Wednesday, July 11, 2007
Review: "Pan's Labyrinth"
When you're watching a foreign movie, there's an easy way to tell if it's really good. At some point during the movie, you forget that it's subtitled. That happened to me while watching "Pan's Labyrinth" over the weekend. At the risk of sounding like the redneck I am, I'll admit that I hate subtitles. But somewhere during the final scenes, I suddenly realized again that the movie had them. I had been completely absorbed in the world presented by Guillermo del Toro.

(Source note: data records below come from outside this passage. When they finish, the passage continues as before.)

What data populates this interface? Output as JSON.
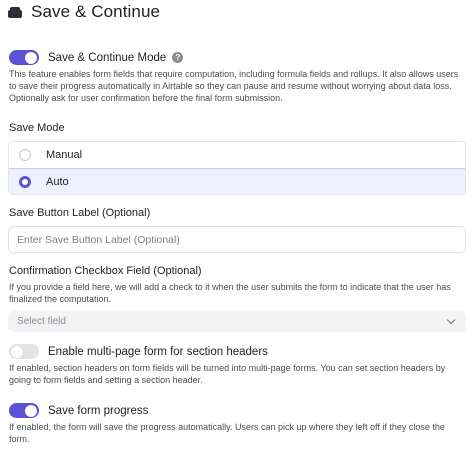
{
  "header": {
    "title": "Save & Continue",
    "icon": "archive-box-icon"
  },
  "save_continue": {
    "label": "Save & Continue Mode",
    "enabled": true,
    "help": "?",
    "description": "This feature enables form fields that require computation, including formula fields and rollups. It also allows users to save their progress automatically in Airtable so they can pause and resume without worrying about data loss. Optionally ask for user confirmation before the final form submission."
  },
  "save_mode": {
    "label": "Save Mode",
    "options": [
      {
        "label": "Manual",
        "selected": false
      },
      {
        "label": "Auto",
        "selected": true
      }
    ]
  },
  "save_button_label": {
    "label": "Save Button Label (Optional)",
    "placeholder": "Enter Save Button Label (Optional)",
    "value": ""
  },
  "confirmation": {
    "label": "Confirmation Checkbox Field (Optional)",
    "description": "If you provide a field here, we will add a check to it when the user submits the form to indicate that the user has finalized the computation.",
    "select_placeholder": "Select field"
  },
  "multipage": {
    "label": "Enable multi-page form for section headers",
    "enabled": false,
    "description": "If enabled, section headers on form fields will be turned into multi-page forms. You can set section headers by going to form fields and setting a section header."
  },
  "save_progress": {
    "label": "Save form progress",
    "enabled": true,
    "description": "If enabled, the form will save the progress automatically. Users can pick up where they left off if they close the form."
  },
  "colors": {
    "accent": "#5b53d6",
    "selected_bg": "#eef0fd",
    "toggle_off": "#e3e4e8"
  }
}
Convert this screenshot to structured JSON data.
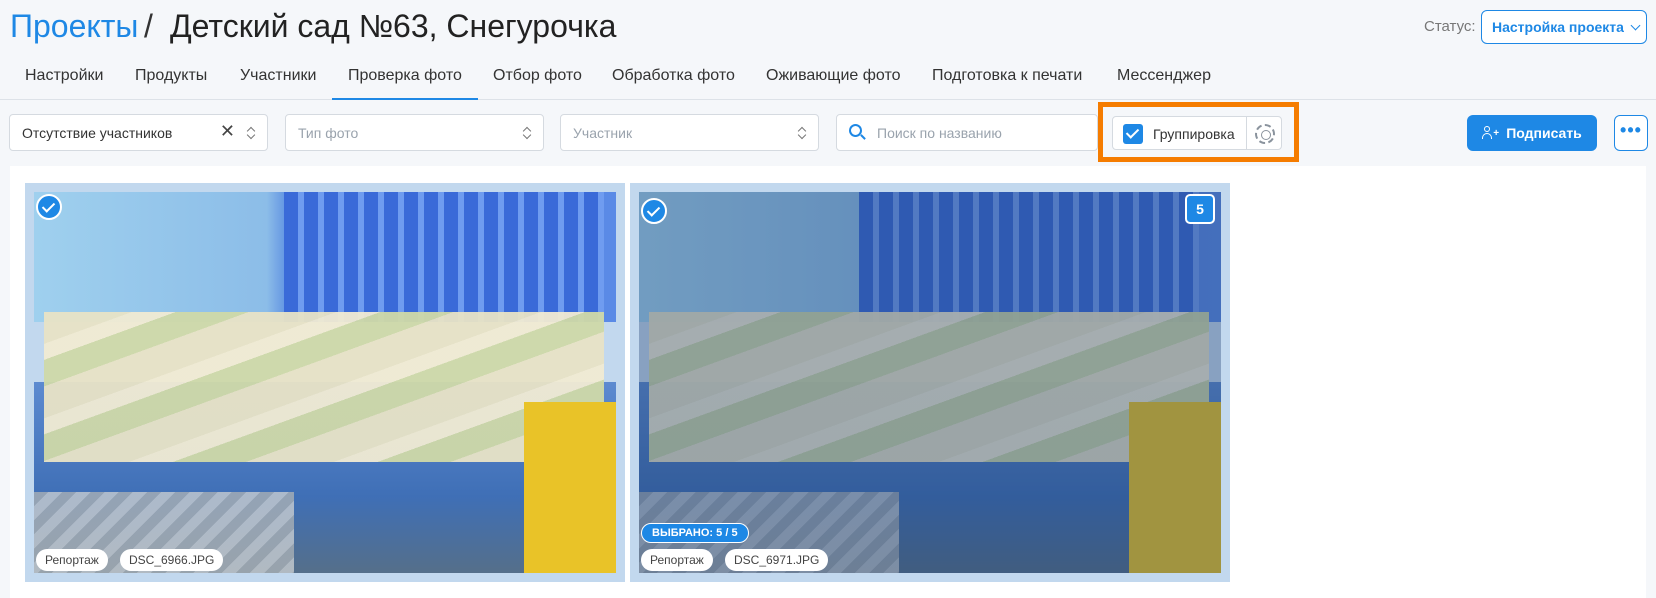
{
  "header": {
    "breadcrumb_link": "Проекты",
    "separator": "/",
    "title": "Детский сад №63, Снегурочка",
    "status_label": "Статус:",
    "status_value": "Настройка проекта"
  },
  "tabs": [
    {
      "label": "Настройки"
    },
    {
      "label": "Продукты"
    },
    {
      "label": "Участники"
    },
    {
      "label": "Проверка фото",
      "active": true
    },
    {
      "label": "Отбор фото"
    },
    {
      "label": "Обработка фото"
    },
    {
      "label": "Оживающие фото"
    },
    {
      "label": "Подготовка к печати"
    },
    {
      "label": "Мессенджер"
    }
  ],
  "filters": {
    "participants_filter": "Отсутствие участников",
    "photo_type_placeholder": "Тип фото",
    "participant_placeholder": "Участник",
    "search_placeholder": "Поиск по названию",
    "grouping_label": "Группировка",
    "grouping_checked": true
  },
  "actions": {
    "sign_label": "Подписать",
    "more_label": "•••"
  },
  "photos": [
    {
      "tag": "Репортаж",
      "filename": "DSC_6966.JPG",
      "checked": true
    },
    {
      "tag": "Репортаж",
      "filename": "DSC_6971.JPG",
      "checked": true,
      "group_count": "5",
      "selected_text": "ВЫБРАНО: 5 / 5"
    }
  ],
  "colors": {
    "accent": "#1e88e5",
    "highlight": "#f57c00"
  }
}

The movie revolves around a young girl named Ofelia who travels to Spain in 1944 with her pregnant mother, who is in a seemingly unhappy marriage to Capt. Vidal, a vicious and merciless officer in the Spanish Army. Shortly after her arrival, she begins to see fairies who eventually lead her to a faun who tells her she's the daughter of the king of the underworld. The faun assigns her tasks that must be completed before she can take her rightful place. While trying to complete those tasks, she must also deal with her mother's worsening condition and the war between her stepfather's men and the rebels in the mountains.
At heart the movie is a fairy tale, but it's definitely not for kids. There is, of course, a lot of violence and some very dark themes that run through the movie, though, to me, the violence was not as graphic as some reviews have suggested.

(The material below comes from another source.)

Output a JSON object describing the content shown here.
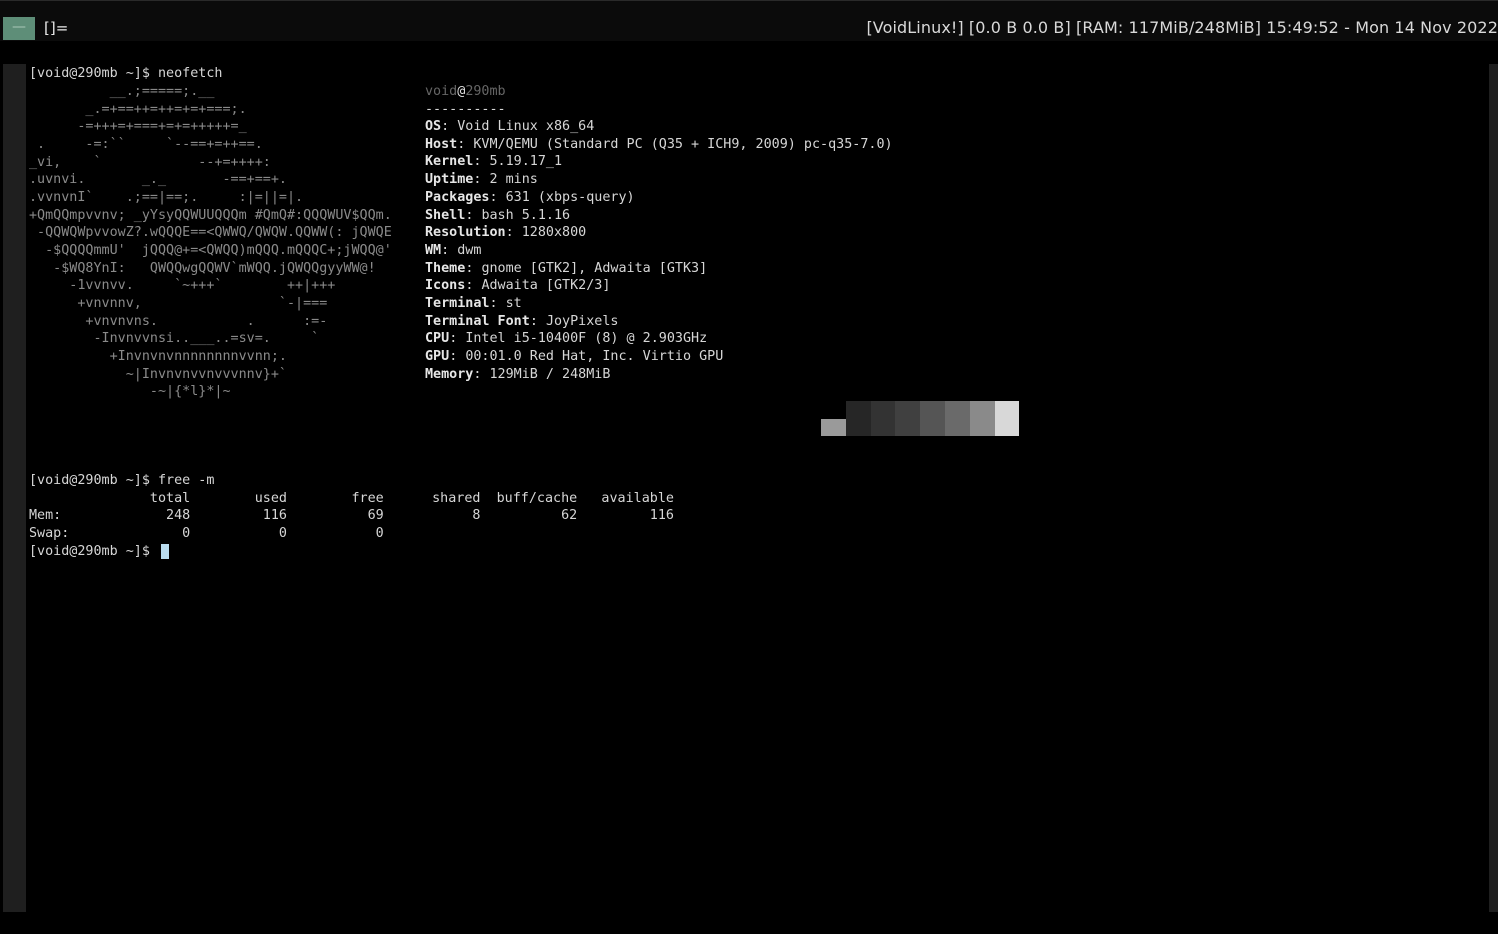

When Ofelia is in the fairy worlds, the movie is absolutely beautiful. The creatures she encounters during her challenges are both whimsical and sinister at the same time. The fantasy land sequences play almost like some warped and dangerous version of "Alice in Wonderland." It's a world that I'd like to spend more time in, and if I have one complaint about the movie, it would be that I would have liked to explore the fantasy side of the film more. Some of those scenes, like the one in the hall of the Pale Man, went by far too quickly for me and left me wanting to go back.
I don't mean to say that the "real world" part of the movie was at all weak. It was equally absorbing story-wise and probably could have stood on its own without the supernatural elements. But I still longed for the visual treats and wonder of the fantasy world.
"Pan's Labyrinth" is an impressive achievement for del Toro, so much so that "The Devil's Backbone" has just moved to the top of my "to see" list.
Get "Pan's Labyrinth."
Get the two disc version.